I think thermoregulation is just one incredibly fascinating characteristic of these beautiful majestic creatures with so much more than meets the eye.  From the tiny hatchlings making their way to the water to the ever-ranging males and the returning nesting females, much about them remains unknown. Researchers are unsure where these turtles spend the first few years of their lives. It remains something of a mystery on how these great distance-traveling animals navigate with such precision.
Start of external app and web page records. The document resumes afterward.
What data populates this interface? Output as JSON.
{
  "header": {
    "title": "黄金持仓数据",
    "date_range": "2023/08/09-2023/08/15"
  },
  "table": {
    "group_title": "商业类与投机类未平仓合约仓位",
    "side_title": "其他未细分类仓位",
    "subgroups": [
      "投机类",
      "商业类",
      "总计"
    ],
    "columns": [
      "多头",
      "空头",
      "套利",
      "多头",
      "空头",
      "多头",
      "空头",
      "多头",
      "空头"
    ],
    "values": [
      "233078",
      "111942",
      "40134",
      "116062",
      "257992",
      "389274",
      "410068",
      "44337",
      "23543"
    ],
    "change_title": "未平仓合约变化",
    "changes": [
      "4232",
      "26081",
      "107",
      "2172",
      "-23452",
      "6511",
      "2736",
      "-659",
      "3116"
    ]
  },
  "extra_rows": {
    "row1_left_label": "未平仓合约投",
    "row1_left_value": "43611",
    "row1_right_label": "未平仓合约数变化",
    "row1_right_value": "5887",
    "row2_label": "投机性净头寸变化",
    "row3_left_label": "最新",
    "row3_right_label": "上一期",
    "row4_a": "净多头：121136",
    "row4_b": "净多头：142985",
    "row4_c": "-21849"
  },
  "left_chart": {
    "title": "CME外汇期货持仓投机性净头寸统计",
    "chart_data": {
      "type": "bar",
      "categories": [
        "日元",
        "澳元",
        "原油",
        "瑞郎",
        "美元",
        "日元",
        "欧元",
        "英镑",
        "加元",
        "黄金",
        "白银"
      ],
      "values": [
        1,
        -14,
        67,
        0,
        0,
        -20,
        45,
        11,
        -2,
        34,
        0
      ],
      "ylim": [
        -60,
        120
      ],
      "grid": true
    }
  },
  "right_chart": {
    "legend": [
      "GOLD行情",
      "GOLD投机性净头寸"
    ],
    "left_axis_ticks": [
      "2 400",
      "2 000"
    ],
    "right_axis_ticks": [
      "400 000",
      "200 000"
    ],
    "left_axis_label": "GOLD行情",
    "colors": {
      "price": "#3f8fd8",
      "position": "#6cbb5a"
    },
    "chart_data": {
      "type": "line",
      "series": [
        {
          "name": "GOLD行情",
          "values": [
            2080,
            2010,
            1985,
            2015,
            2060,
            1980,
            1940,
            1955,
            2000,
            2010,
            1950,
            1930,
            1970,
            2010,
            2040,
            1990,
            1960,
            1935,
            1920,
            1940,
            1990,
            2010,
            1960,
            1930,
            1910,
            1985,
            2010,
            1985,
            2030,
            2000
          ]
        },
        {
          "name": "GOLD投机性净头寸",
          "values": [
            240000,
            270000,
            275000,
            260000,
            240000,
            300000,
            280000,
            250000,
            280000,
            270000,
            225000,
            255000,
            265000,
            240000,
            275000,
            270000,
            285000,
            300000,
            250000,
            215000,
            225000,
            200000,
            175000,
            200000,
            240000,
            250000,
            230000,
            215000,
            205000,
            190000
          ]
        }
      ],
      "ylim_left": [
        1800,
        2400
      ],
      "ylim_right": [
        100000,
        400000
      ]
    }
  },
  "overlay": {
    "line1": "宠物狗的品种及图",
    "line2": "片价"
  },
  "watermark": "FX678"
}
Unfortunately we are learning about sea turtles at a rate that is much slower than the rate of their population decline.

In the end it will have to be our determination to protect what we do know, and our curiosity about the mysterious sea turtles that leads to stronger conservation efforts. There is so much unknown about these fascinating animals and their survival is threatened by the loss of nesting beaches, plastic and other pollution in the sea, and accidental bycatch in fishing nets and longlines. Help us at The Ocean Foundation support those who devote themselves to sea turtle research and conservation efforts through our Sea Turtle Fund.

References:

  1. Bostrom, Brian L., and David R. Jones. “Exercise Warms Adult Leatherback
  2. Turtles.”Comparative Biochemistry and Physiology Part A: Molecular & Integrative Physiology 147.2 (2007): 323-31. Print.
  3. Bostrom, Brian L., T. Todd Jones, Mervin Hastings, and David R. Jones. “Behaviour and Physiology: The Thermal Strategy of Leatherback Turtles.” Ed. Lewis George Halsey. PLoS ONE 5.11 (2010): E13925. Print.
  4. Goff, Gregory P., and Garry B. Stenson. “Brown Adipose Tissue in Leatherback Sea Turtles: A Thermogenic Organ in an Endothermic Reptile?” Copeia 1988.4 (1988): 1071. Print.
  5. Davenport, J., J. Fraher, E. Fitzgerald, P. Mclaughlin, T. Doyle, L. Harman, T. Cuffe, and P. Dockery. “Ontogenetic Changes in Tracheal Structure Facilitate Deep Dives and Cold Water Foraging in Adult Leatherback Sea Turtles.” Journal of Experimental Biology 212.21 (2009): 3440-447. Print
  6. Penick, David N., James R. Spotila, Michael P. O’Connor, Anthony C. Steyermark, Robert H. George, Christopher J. Salice, and Frank V. Paladino. “Thermal Independence of Muscle Tissue Metabolism in the Leatherback Turtle, Dermochelys Coriacea.” Comparative Biochemistry and Physiology Part A: Molecular & Integrative Physiology 120.3 (1998): 399-403. Print.